(Items from a dataset)
=== Begin Enclosure ===

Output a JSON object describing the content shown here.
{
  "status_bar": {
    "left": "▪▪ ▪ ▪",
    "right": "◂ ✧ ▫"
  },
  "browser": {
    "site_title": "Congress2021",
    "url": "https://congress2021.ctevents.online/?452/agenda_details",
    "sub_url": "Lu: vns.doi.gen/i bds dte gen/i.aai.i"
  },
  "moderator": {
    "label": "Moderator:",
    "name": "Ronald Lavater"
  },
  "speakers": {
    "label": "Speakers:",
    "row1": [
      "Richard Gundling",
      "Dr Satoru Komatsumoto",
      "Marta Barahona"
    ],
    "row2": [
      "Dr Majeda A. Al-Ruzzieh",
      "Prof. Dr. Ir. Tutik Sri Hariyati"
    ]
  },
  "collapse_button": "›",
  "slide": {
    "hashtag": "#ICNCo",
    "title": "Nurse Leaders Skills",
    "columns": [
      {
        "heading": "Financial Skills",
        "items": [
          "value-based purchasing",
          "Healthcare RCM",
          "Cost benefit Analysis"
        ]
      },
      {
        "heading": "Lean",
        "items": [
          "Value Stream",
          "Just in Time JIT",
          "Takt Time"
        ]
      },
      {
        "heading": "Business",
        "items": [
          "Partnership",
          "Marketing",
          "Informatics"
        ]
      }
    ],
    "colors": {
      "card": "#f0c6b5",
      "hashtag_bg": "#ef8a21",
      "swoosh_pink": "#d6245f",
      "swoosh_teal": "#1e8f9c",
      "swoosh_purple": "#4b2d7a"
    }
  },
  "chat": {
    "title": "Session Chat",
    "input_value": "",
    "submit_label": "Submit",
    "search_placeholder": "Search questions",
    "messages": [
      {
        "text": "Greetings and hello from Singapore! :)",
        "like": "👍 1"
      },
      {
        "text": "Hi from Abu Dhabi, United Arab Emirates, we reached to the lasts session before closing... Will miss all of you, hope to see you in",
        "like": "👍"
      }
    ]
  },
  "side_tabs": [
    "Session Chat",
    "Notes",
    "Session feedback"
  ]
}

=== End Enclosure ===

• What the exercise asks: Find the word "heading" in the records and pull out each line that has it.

• Task solution:
        "heading": "Financial Skills",
        "heading": "Lean",
        "heading": "Business",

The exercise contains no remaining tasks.